Top of Information given

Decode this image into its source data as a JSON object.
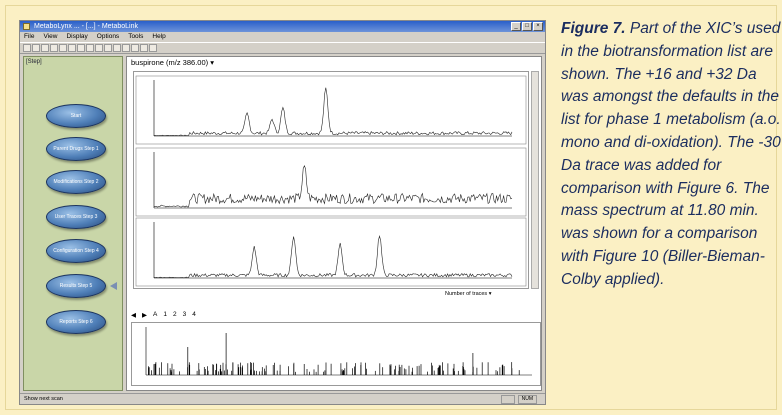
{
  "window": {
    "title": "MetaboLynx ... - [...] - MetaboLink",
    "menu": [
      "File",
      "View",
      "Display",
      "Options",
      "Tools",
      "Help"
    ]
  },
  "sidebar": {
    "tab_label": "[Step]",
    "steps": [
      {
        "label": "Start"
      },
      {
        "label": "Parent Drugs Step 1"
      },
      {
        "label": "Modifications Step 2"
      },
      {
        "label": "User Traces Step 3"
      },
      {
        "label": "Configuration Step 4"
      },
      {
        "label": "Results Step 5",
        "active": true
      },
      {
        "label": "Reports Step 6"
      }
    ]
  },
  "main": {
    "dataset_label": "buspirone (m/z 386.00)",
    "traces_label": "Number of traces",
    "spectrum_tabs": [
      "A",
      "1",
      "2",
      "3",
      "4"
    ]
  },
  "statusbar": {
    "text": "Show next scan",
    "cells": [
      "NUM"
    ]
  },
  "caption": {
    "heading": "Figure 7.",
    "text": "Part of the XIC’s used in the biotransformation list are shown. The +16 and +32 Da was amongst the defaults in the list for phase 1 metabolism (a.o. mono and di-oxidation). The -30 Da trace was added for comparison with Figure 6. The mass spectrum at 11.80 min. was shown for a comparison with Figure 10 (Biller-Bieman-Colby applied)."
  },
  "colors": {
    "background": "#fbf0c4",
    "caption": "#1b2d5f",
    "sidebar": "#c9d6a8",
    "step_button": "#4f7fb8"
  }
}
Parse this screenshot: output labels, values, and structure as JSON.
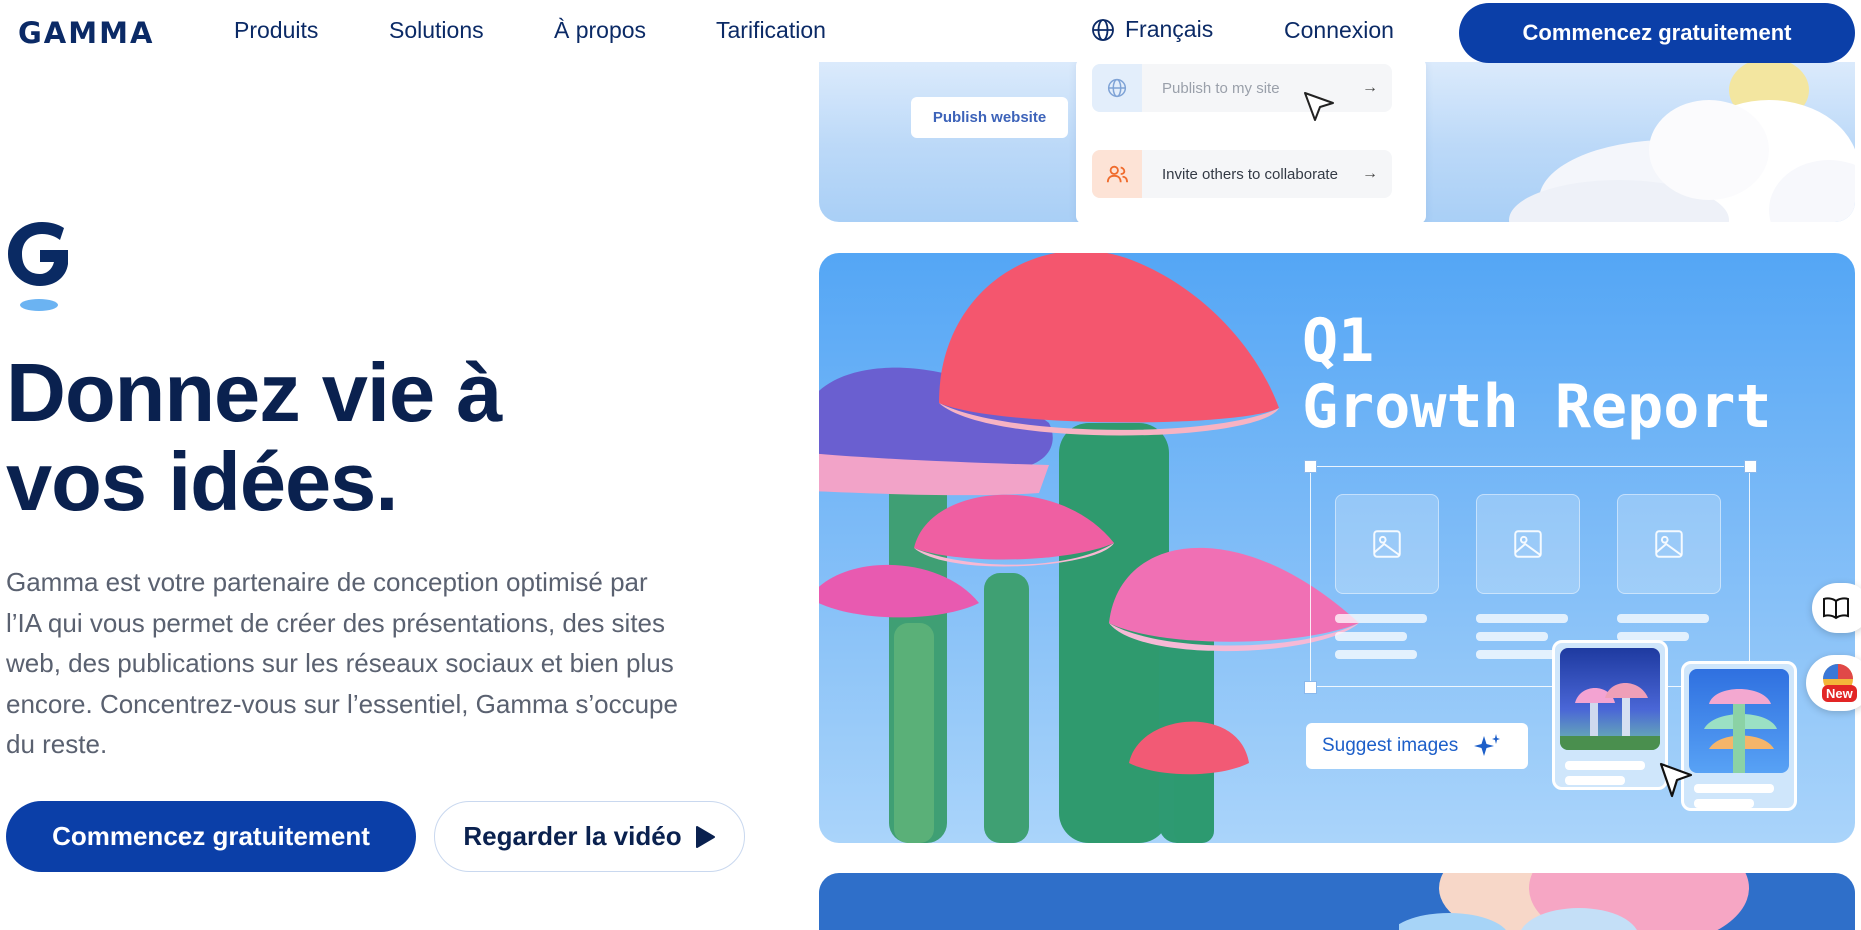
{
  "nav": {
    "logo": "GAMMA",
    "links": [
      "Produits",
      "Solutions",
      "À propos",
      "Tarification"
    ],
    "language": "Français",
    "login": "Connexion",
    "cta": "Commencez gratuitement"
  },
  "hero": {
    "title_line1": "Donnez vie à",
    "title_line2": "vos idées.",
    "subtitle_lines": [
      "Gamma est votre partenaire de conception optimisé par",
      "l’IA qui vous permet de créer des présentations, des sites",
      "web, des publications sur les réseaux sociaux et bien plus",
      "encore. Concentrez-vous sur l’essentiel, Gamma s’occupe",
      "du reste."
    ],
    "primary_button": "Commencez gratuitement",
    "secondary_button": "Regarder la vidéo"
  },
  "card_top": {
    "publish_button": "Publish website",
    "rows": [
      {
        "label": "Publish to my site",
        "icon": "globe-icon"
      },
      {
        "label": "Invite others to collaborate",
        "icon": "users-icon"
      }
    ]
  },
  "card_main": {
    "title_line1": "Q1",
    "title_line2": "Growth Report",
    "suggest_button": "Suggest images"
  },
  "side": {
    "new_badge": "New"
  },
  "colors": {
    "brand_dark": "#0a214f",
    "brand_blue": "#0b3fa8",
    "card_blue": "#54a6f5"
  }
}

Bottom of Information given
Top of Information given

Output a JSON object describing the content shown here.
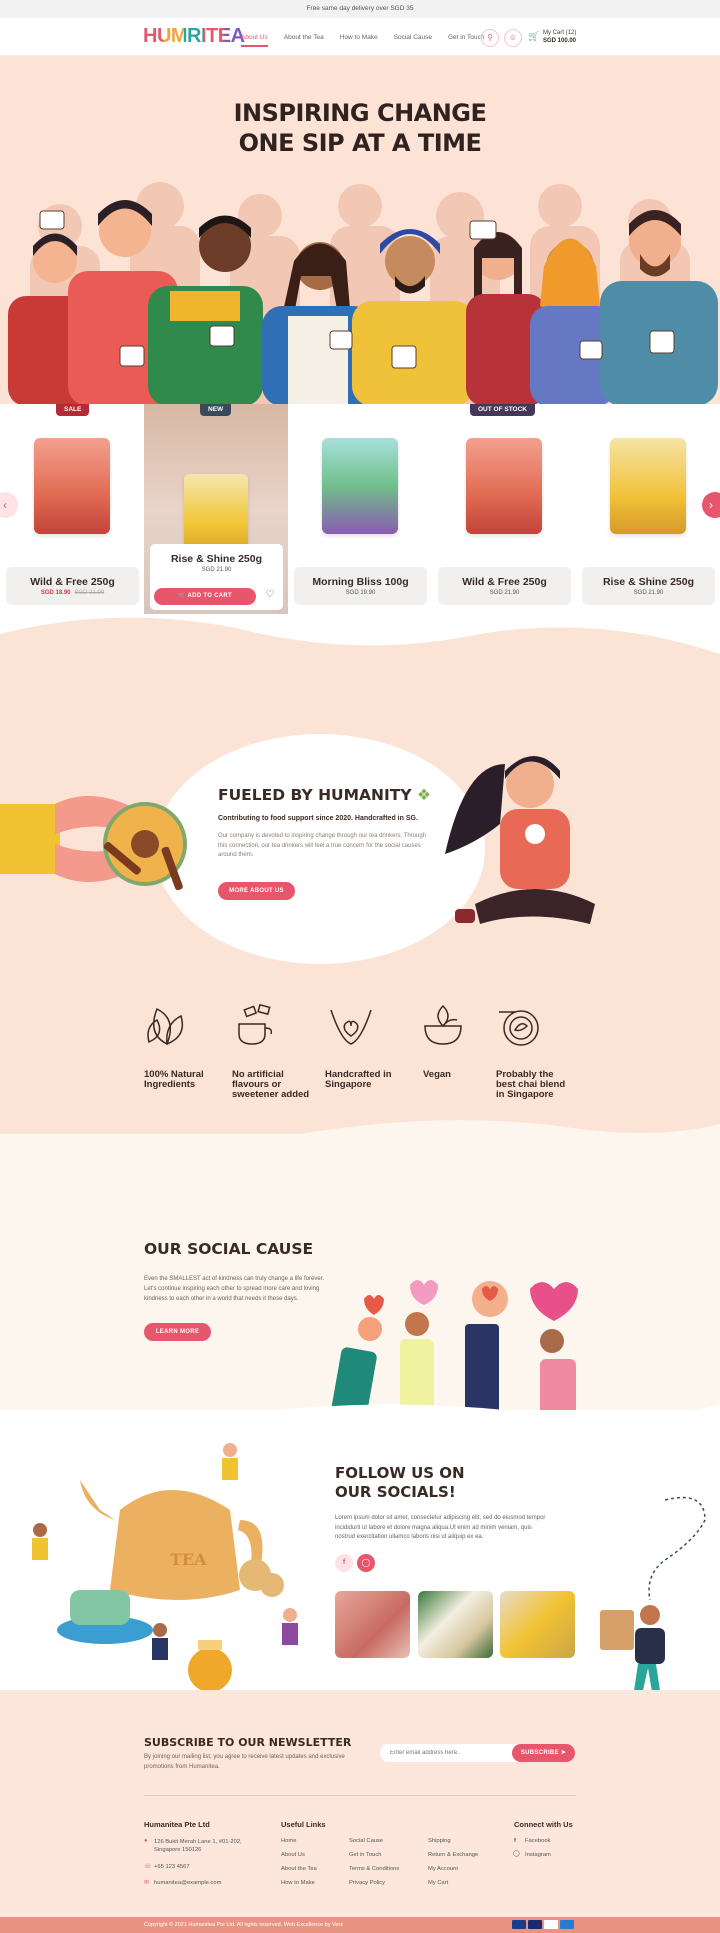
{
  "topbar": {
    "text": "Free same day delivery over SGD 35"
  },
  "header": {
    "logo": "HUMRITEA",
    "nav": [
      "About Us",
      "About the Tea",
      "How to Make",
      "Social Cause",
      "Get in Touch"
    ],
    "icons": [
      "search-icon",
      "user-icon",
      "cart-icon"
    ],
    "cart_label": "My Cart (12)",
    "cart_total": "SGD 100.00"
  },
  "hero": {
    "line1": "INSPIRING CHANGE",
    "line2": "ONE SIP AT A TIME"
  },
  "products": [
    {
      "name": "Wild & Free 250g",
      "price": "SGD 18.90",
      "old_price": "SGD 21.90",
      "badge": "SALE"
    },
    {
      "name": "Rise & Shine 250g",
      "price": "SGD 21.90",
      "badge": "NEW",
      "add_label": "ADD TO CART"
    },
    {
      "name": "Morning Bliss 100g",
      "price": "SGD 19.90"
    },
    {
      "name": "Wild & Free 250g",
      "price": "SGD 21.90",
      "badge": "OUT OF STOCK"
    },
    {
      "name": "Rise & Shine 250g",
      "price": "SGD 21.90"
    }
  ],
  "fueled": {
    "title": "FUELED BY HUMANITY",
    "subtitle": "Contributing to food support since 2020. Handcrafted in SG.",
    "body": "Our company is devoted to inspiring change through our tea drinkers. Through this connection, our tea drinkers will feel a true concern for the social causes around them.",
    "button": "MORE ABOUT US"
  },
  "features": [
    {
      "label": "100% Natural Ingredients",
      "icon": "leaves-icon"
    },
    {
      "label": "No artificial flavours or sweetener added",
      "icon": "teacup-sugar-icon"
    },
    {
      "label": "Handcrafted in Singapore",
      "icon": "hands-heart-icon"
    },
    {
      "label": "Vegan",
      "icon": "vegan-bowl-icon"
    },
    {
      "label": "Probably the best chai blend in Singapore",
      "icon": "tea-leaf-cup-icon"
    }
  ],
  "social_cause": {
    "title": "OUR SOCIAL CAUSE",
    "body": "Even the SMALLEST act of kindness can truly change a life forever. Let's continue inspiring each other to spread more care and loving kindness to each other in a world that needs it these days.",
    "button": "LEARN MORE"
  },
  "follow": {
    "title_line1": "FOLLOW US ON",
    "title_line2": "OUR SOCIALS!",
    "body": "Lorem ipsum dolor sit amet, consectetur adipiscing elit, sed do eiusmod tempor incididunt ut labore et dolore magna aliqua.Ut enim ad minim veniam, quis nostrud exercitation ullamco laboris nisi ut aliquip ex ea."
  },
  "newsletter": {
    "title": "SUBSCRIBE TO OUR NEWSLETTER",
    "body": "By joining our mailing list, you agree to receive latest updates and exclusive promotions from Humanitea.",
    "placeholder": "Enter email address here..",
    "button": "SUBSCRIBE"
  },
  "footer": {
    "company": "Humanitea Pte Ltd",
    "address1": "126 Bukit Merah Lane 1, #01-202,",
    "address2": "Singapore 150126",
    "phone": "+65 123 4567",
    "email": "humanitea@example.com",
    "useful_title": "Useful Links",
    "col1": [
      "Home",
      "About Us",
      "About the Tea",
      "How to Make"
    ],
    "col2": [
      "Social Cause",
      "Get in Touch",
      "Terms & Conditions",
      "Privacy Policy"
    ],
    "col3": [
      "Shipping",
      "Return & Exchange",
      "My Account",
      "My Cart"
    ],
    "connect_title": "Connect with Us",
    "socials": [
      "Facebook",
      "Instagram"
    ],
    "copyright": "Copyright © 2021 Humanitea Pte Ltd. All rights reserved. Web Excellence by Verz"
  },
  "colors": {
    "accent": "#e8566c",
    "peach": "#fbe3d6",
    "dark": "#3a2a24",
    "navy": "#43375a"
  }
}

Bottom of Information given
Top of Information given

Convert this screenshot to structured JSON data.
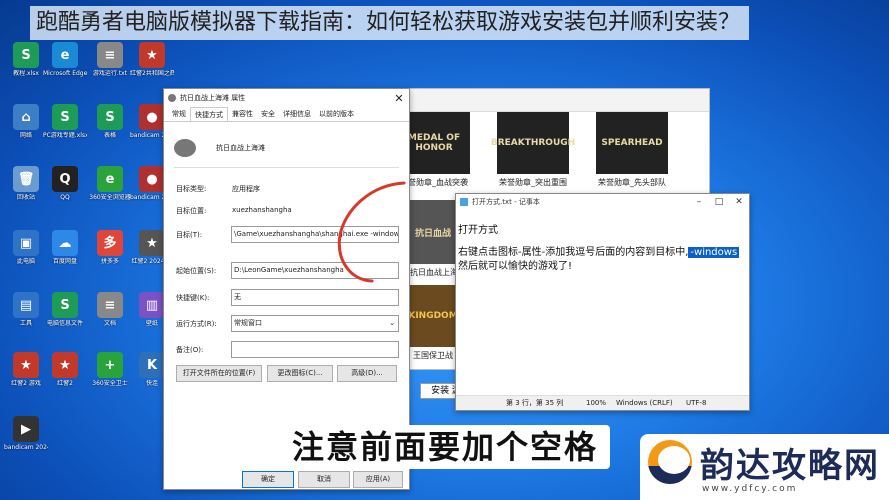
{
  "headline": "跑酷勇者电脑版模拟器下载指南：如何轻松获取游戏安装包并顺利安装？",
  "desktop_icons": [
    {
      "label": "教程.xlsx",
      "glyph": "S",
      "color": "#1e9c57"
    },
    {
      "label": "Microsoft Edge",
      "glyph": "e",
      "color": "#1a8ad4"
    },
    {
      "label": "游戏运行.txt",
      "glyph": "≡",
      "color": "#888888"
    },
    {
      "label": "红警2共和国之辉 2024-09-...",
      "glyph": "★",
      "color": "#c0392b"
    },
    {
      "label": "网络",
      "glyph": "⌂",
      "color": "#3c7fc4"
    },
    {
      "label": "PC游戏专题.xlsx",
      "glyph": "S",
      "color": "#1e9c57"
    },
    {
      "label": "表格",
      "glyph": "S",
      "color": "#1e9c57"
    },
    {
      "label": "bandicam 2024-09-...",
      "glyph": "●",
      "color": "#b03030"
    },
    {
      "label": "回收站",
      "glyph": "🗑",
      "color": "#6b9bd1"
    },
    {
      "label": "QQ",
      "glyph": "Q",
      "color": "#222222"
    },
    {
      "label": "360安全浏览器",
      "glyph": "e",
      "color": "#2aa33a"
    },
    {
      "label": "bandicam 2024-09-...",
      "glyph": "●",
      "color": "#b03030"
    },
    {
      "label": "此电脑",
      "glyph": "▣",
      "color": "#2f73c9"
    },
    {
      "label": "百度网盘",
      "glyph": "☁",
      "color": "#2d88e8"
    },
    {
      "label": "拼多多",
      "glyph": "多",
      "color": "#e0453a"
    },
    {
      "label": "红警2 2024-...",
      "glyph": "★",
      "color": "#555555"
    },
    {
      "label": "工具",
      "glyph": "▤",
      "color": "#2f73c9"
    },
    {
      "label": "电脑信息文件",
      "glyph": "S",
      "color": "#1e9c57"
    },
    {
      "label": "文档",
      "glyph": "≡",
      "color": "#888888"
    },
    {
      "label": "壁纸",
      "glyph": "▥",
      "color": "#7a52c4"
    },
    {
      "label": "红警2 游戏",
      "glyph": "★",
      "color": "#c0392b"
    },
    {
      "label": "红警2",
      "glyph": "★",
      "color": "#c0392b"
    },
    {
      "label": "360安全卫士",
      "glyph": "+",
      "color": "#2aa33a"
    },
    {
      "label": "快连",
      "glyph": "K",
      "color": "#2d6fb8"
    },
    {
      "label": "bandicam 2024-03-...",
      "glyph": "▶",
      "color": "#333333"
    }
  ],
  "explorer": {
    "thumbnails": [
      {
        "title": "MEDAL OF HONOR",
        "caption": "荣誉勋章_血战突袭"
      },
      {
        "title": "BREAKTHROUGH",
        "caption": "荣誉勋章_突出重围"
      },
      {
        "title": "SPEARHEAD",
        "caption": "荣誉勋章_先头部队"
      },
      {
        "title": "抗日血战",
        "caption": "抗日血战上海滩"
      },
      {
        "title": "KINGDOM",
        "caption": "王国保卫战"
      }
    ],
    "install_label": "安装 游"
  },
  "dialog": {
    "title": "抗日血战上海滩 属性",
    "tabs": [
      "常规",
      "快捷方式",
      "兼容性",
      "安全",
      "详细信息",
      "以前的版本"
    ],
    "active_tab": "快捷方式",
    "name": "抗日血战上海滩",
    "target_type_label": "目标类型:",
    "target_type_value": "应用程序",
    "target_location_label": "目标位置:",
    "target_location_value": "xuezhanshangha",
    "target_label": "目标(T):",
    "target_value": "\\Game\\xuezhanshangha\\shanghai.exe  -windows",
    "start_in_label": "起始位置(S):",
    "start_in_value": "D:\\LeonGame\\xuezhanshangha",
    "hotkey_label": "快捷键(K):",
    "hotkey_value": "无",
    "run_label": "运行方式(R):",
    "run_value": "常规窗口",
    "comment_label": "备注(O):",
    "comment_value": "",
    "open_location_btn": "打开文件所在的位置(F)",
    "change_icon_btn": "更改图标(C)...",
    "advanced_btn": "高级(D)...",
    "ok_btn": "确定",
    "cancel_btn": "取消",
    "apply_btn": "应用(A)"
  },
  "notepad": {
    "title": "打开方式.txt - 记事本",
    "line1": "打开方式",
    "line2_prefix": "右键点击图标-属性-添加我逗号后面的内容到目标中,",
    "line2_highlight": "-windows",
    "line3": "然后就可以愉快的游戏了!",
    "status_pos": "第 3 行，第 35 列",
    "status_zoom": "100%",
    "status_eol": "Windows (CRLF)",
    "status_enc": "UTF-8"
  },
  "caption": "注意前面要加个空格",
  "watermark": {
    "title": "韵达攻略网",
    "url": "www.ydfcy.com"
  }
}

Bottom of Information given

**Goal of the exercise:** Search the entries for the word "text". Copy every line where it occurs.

**Response:**
    "text": "Show next scan",
    "text": "Part of the XIC’s used in the biotransformation list are shown. The +16 and +32 Da was amongst the defaults in the list for phase 1 metabolism (a.o. mono and di-oxidation). The -30 Da trace was added for comparison with Figure 6. The mass spectrum at 11.80 min. was shown for a comparison with Figure 10 (Biller-Bieman-Colby applied)."
    "text": "Free same day delivery over SGD 35"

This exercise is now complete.